The ‘rebound after the restart’ is led by the industrial sector, …

March data confirm that the Chinese economy is gradually recovering from the deep Covid-19 induced trough in February. The rebound has been the strongest in the industrial sector. In mid-April, around 99% of large industrial firms has resumed operations. For SMEs, the resumption rate is around 85%. Still, average daily thermal coal consumption for power generation is at around 90% of the average level over the past three years. Annual growth of industrial production was still negative in March, but at -1.1% yoy it was far less so than in January/February combined (-13.5%). Car production increased fivefold in March compared to February, but remained sharply negative in annual terms (-40%). For more details also see our Short Insight, China’s first annual contraction in decades, published on 17 April. There are also signs that the construction sector is undergoing a relatively rapid recovery, helped by policy stimulus. This is leading to a stabilisation of metal prices and improving confidence of end-users in China’s metal markets.


… but the recovery in the hard-hit services sector is less pronounced

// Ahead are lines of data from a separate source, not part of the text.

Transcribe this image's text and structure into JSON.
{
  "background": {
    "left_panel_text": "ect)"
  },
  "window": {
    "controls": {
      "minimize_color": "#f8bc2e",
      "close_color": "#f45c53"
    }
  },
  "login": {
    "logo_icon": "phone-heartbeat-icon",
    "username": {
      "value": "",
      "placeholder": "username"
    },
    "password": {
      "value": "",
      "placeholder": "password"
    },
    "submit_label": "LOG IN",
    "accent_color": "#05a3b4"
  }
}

Services (particularly transport, catering and entertainment) have been the epicentre of China’s Covid-19 shock.  There are no overall numbers for resumption rates in services, but various numbers indicate that the services sector is still operating clearly below pre-corona levels. That is particularly true for consumer-related services, while production-related services are doing better. The road congestion index in the four tier-one cities (Beijing, Shanghai, Guangzhou, Shenzhen) is more or less back to pre-corona levels. However, nationwide passenger transportation data (by road, railway, air and waterway) remain at 40% of 2019 levels. Catering-related services are still way below normal capacity. In mid-April, around 50% of catering enterprises had reopened. In March, catering-related spending was down 46% yoy, versus 16% for overall retail sales.

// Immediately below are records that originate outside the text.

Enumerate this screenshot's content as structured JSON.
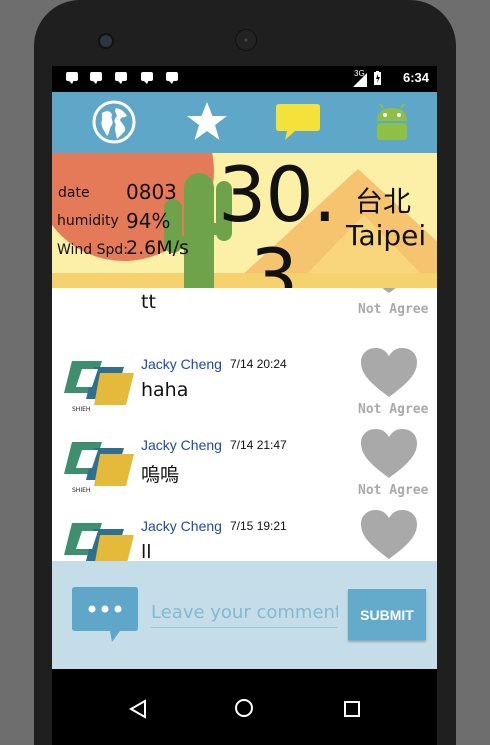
{
  "status_bar": {
    "network": "3G",
    "time": "6:34"
  },
  "toolbar": {
    "items": [
      "globe-icon",
      "star-icon",
      "chat-icon",
      "android-icon"
    ]
  },
  "weather": {
    "date_label": "date",
    "date_value": "0803",
    "humidity_label": "humidity",
    "humidity_value": "94%",
    "wind_label": "Wind Spd:",
    "wind_value": "2.6M/s",
    "temperature": "30.",
    "temperature_cut": "3",
    "city_zh": "台北",
    "city_en": "Taipei"
  },
  "comments": [
    {
      "author": "",
      "date": "",
      "text": "tt",
      "agree_label": "Not Agree"
    },
    {
      "author": "Jacky Cheng",
      "date": "7/14 20:24",
      "text": "haha",
      "agree_label": "Not Agree"
    },
    {
      "author": "Jacky Cheng",
      "date": "7/14 21:47",
      "text": "嗚嗚",
      "agree_label": "Not Agree"
    },
    {
      "author": "Jacky Cheng",
      "date": "7/15 19:21",
      "text": "ll",
      "agree_label": ""
    }
  ],
  "comment_form": {
    "placeholder": "Leave your comment",
    "submit_label": "SUBMIT"
  },
  "colors": {
    "toolbar": "#5fa7c9",
    "weather_bg": "#fcefa6",
    "author": "#1f48a5",
    "heart": "#a9a9a9",
    "comment_bar": "#c4dde9",
    "submit": "#64aacb"
  }
}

Domestic demand still weak but gradually recovering, …

Notwithstanding the pick-up in China’s industrial sectors, serious challenges remain. Domestic demand has yet to recover, although there are some tentative signs of stabilisation. In March, annual retail sales growth was still in contraction territory at -15.8% yoy (Jan/Feb: -20.5), illustrating that private consumption is still well below pre-corona levels. That partly reflects a rise in unemployment (the official rate has risen from around 5% to 6%) and a drop in consumer confidence, but also behavioural changes (consumers have become more cautious and restrict themselves despite the lifting of official restrictions) and social distancing measures. Fixed investment (ex rural) was also still sharply down in annual terms, at -16.1% yoy ytd. We expect domestic demand to gradually recover in Q2, helped by policy stimulus. The government is stepping up monetary and fiscal easing, while refraining from Western-style big bazooka programmes as that runs counter to their longer-term goal of keeping a lid on overall leverage.

… while external demand is bound to fall sharply in Q2

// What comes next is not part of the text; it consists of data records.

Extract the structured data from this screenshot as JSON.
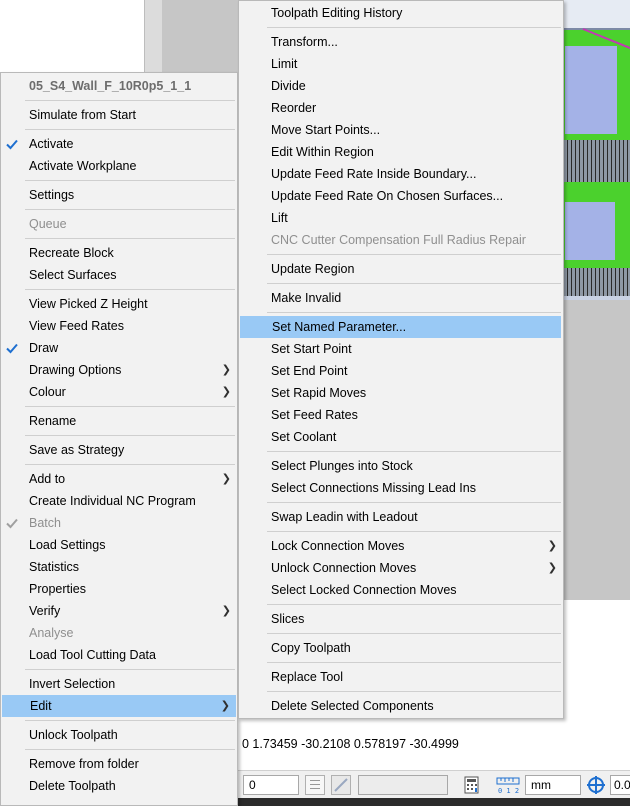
{
  "context_menu": {
    "title": "05_S4_Wall_F_10R0p5_1_1",
    "items": [
      {
        "label": "Simulate from Start"
      },
      {
        "label": "Activate"
      },
      {
        "label": "Activate Workplane"
      },
      {
        "label": "Settings"
      },
      {
        "label": "Queue"
      },
      {
        "label": "Recreate Block"
      },
      {
        "label": "Select Surfaces"
      },
      {
        "label": "View Picked Z Height"
      },
      {
        "label": "View Feed Rates"
      },
      {
        "label": "Draw"
      },
      {
        "label": "Drawing Options"
      },
      {
        "label": "Colour"
      },
      {
        "label": "Rename"
      },
      {
        "label": "Save as Strategy"
      },
      {
        "label": "Add to"
      },
      {
        "label": "Create Individual NC Program"
      },
      {
        "label": "Batch"
      },
      {
        "label": "Load Settings"
      },
      {
        "label": "Statistics"
      },
      {
        "label": "Properties"
      },
      {
        "label": "Verify"
      },
      {
        "label": "Analyse"
      },
      {
        "label": "Load Tool Cutting Data"
      },
      {
        "label": "Invert Selection"
      },
      {
        "label": "Edit"
      },
      {
        "label": "Unlock Toolpath"
      },
      {
        "label": "Remove from folder"
      },
      {
        "label": "Delete Toolpath"
      }
    ]
  },
  "edit_submenu": {
    "items": [
      {
        "label": "Toolpath Editing History"
      },
      {
        "label": "Transform..."
      },
      {
        "label": "Limit"
      },
      {
        "label": "Divide"
      },
      {
        "label": "Reorder"
      },
      {
        "label": "Move Start Points..."
      },
      {
        "label": "Edit Within Region"
      },
      {
        "label": "Update Feed Rate Inside Boundary..."
      },
      {
        "label": "Update Feed Rate On Chosen Surfaces..."
      },
      {
        "label": "Lift"
      },
      {
        "label": "CNC Cutter Compensation Full Radius Repair"
      },
      {
        "label": "Update Region"
      },
      {
        "label": "Make Invalid"
      },
      {
        "label": "Set Named Parameter..."
      },
      {
        "label": "Set Start Point"
      },
      {
        "label": "Set End Point"
      },
      {
        "label": "Set Rapid Moves"
      },
      {
        "label": "Set Feed Rates"
      },
      {
        "label": "Set Coolant"
      },
      {
        "label": "Select Plunges into Stock"
      },
      {
        "label": "Select Connections Missing Lead Ins"
      },
      {
        "label": "Swap Leadin with Leadout"
      },
      {
        "label": "Lock Connection Moves"
      },
      {
        "label": "Unlock Connection Moves"
      },
      {
        "label": "Select Locked Connection Moves"
      },
      {
        "label": "Slices"
      },
      {
        "label": "Copy Toolpath"
      },
      {
        "label": "Replace Tool"
      },
      {
        "label": "Delete Selected Components"
      }
    ]
  },
  "background": {
    "coordinates_text": "0 1.73459 -30.2108 0.578197 -30.4999"
  },
  "statusbar": {
    "value_field": "0",
    "units": "mm",
    "right_field": "0.0"
  },
  "colors": {
    "highlight": "#99c9f5",
    "check_mark": "#1e6fd0",
    "toolpath_green": "#4bd12d",
    "surface_blue": "#a4b2e7"
  }
}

China’s foreign trade data for March were not particularly good, but clearly better than the numbers for January-February combined (when lockdowns and other restrictions weighed heavily on activity). Exports (in dollar terms) contracted by 6.6% yoy versus -17.2% in Jan/Feb. Imports contracted by only 0.9% yoy versus -4% in Jan/Feb. It is likely that the improvement of the foreign trade data in March stems from some post-lockdown pent-up flows in foreign trade. That effect may well be less visible in April. Moreover, we expect that headwinds to Chinese exports will rise sharply in Q2, as the spread of Covid-19 has caused lockdowns around the globe that will lead to a collapse in global GDP and trade growth. That will weigh heavily on external demand for Chinese products and will create a negative feedback loop on export-oriented industrial activity again. That said, China’s economy is now much less export oriented compared to the first decade of this century.